I was first introduced to GA Precision through the precision rifle community 9 years ago. GA Precision was founded in 1999 by George Gardner to support local high power and long range shooters. This N. Kansas City, Missouri company has since grown into one of the premier custom shops for tactical, Mil-Spec, F-class and hunting type rifles. GA Precision also serves numerous law enforcement agencies such as FBI SWAT, FBI HRT Team Quantico, ATF SRT , Illinois State Police HRT Team, Kansas City, KS P.D., Escondido P.D., CA – and many others. The gunsmiths working under the GA Precision roof, exhibit their experience in the extraordinary consistent quality of the rifles they produce. My military background carries into civilian shooting competitions with my demand for both precision and unfailing reliability when choosing a rifle. Continue reading
To most people, a “match trigger” in a AR15 platform belongs on a rifle with a 16 to 22 inch precision barrel. During the course of my career I have shot the normal GI trigger that I was given. During sniper school the precision platform opened up to me, but the desire of a nicer trigger didn’t really bleed down to my other carbines until I shot a friend’s Geissele trigger a few years ago. I have since tried many “match” triggers of all types and from numerous companies, never really finding something I liked enough to warrant the additional funds.

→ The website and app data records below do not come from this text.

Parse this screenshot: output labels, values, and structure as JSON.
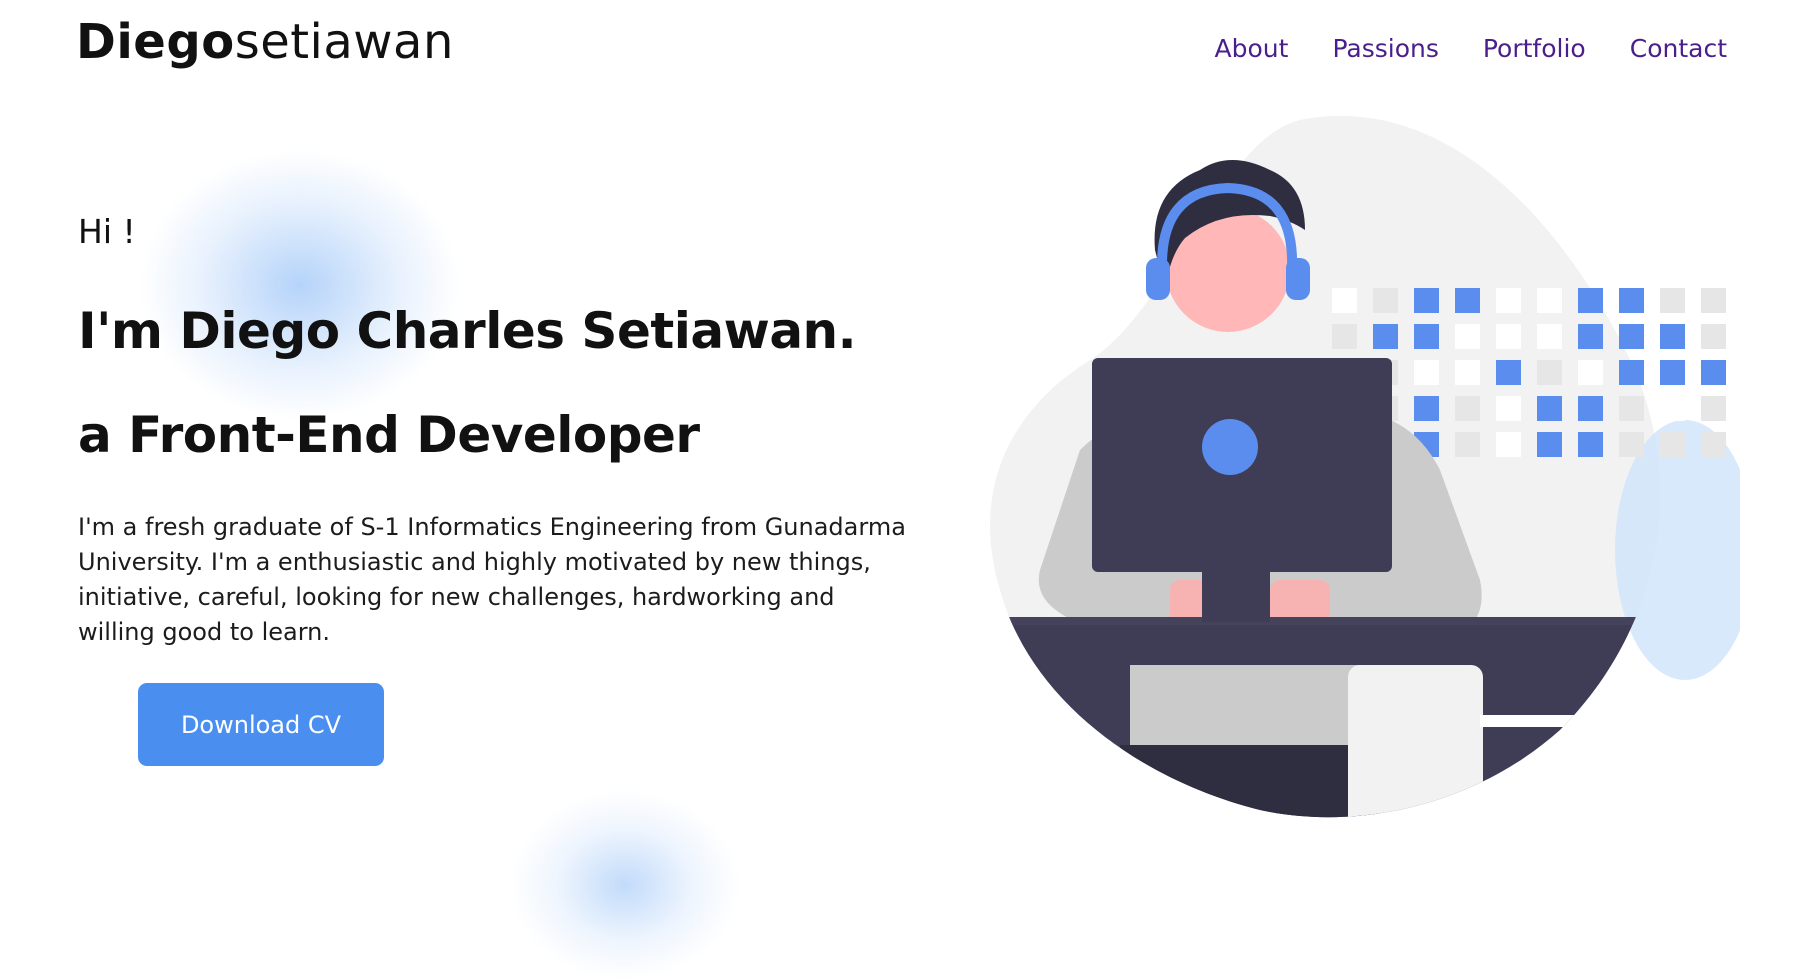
{
  "brand": {
    "bold": "Diego",
    "light": "setiawan"
  },
  "nav": {
    "items": [
      "About",
      "Passions",
      "Portfolio",
      "Contact"
    ]
  },
  "hero": {
    "greeting": "Hi !",
    "name_line": "I'm Diego Charles Setiawan.",
    "role_line": "a Front-End Developer",
    "description": "I'm a fresh graduate of S-1 Informatics Engineering from Gunadarma University. I'm a enthusiastic and highly motivated by new things, initiative, careful, looking for new challenges, hardworking and willing good to learn."
  },
  "cta": {
    "download_label": "Download CV"
  },
  "colors": {
    "accent": "#4a8ff0",
    "nav": "#4a1f8c",
    "illustration_dark": "#3f3d56",
    "pattern_blue": "#5b8def"
  }
}
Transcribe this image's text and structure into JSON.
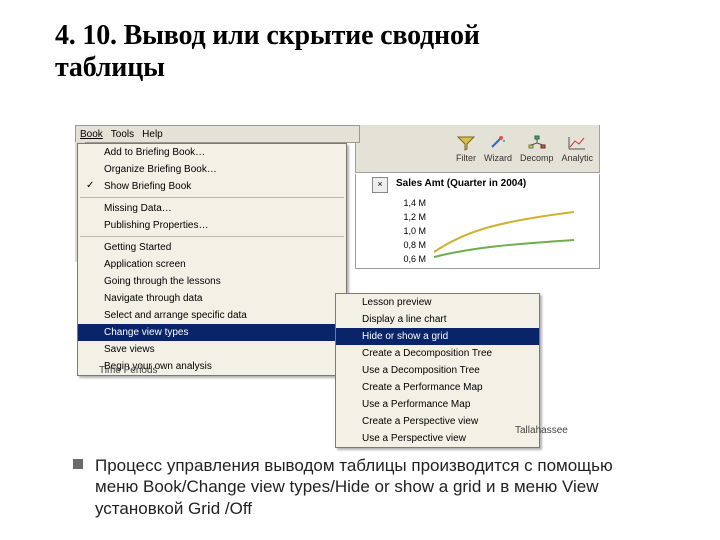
{
  "title_line1": "4. 10. Вывод или скрытие сводной",
  "title_line2": "таблицы",
  "menubar": {
    "book": "Book",
    "tools": "Tools",
    "help": "Help"
  },
  "toolbar": {
    "filter": "Filter",
    "wizard": "Wizard",
    "decomp": "Decomp",
    "analytics": "Analytic"
  },
  "chart": {
    "close": "×",
    "title": "Sales Amt (Quarter in 2004)",
    "y": [
      "1,4 M",
      "1,2 M",
      "1,0 M",
      "0,8 M",
      "0,6 M"
    ]
  },
  "menu": {
    "items": [
      "Add to Briefing Book…",
      "Organize Briefing Book…",
      "Show Briefing Book",
      "Missing Data…",
      "Publishing Properties…",
      "Getting Started",
      "Application screen",
      "Going through the lessons",
      "Navigate through data",
      "Select and arrange specific data",
      "Change view types",
      "Save views",
      "Begin your own analysis"
    ]
  },
  "submenu": {
    "items": [
      "Lesson preview",
      "Display a line chart",
      "Hide or show a grid",
      "Create a Decomposition Tree",
      "Use a Decomposition Tree",
      "Create a Performance Map",
      "Use a Performance Map",
      "Create a Perspective view",
      "Use a Perspective view"
    ]
  },
  "trailing": "Time Periods",
  "trailing2": "Tallahassee",
  "bullet_text": "Процесс управления выводом таблицы производится с помощью меню Book/Change view types/Hide or show a grid и в меню View  установкой Grid /Off"
}
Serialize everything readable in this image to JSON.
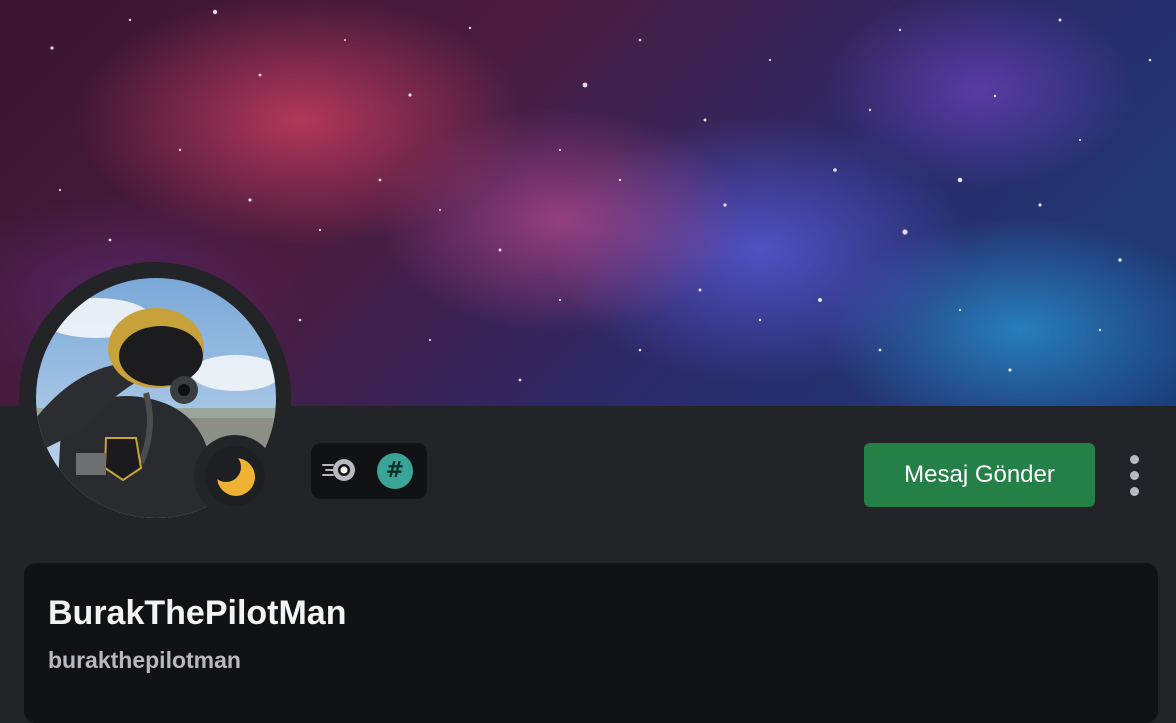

I shoot a lot of 1911 like most of the other contributors on this site and personally use primarily a flat blade trigger. This preference of a flat trigger has bled down to my bolt guns as well. I learned that Geissele was producing a flat blade trigger and I had to try it, so I ordered 1 of every model ( Super Dynamic 3 gun, Super Dynamic Enhanced, and Super Dynamic Combat). Continue reading
The Vortex 1-6 proved a very good optic for the money and took everything I could throw at it.
A fresh and happy hello to everyone as a new writer for Modern Service Weapons. Choosing what to review first was a interesting dilemma. Just having finished a block of training at work I had the opportunity to run the new Vortex 1-6 through a pretty intense month of trigger time and abuse. Looking at options of glass to run on a SCAR17 I first looked at what I wanted to accomplish with it. The optic we usually run is the ELCAN Spectre DR 1-6, which I am not the biggest fan of which is another review all together. I was looking for engagement range from zero to 600 meters, big eye box, good clarity, tactile adjustments, easy to use illumination and something low power but able to be shot on 1x as well as get some magnification for farther shots. Continue reading